Top of Stored data
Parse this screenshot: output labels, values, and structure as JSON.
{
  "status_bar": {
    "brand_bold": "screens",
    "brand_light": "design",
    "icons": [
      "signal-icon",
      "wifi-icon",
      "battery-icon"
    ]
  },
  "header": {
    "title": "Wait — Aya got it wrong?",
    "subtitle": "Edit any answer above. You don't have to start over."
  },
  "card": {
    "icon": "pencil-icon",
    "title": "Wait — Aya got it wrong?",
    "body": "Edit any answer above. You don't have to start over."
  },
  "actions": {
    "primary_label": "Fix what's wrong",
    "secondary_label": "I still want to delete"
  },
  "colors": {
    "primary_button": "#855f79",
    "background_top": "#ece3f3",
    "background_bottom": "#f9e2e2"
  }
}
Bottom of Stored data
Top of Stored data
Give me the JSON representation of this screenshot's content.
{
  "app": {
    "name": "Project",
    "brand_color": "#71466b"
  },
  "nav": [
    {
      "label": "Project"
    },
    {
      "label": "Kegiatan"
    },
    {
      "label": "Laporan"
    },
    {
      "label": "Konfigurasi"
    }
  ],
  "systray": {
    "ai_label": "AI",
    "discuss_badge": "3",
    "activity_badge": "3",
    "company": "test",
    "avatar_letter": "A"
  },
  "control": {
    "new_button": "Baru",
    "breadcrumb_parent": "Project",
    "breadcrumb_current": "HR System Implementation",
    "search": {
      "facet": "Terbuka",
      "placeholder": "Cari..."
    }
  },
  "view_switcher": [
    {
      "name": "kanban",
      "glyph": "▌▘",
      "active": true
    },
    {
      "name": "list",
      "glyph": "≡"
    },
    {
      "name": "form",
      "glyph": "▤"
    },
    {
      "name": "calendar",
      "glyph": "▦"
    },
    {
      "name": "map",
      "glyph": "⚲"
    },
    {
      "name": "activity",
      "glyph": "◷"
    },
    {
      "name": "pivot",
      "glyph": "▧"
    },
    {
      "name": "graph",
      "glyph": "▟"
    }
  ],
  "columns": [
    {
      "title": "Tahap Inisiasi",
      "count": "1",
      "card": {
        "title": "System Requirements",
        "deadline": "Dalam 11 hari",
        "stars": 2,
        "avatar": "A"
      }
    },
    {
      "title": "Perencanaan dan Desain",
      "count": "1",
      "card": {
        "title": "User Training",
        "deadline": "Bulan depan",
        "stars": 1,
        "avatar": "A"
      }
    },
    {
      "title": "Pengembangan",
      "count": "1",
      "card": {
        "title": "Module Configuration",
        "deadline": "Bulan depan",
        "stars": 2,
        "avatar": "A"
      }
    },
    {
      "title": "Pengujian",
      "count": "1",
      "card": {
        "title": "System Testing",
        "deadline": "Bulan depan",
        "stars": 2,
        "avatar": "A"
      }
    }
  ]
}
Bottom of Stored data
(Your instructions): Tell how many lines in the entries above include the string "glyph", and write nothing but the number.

(Response): 8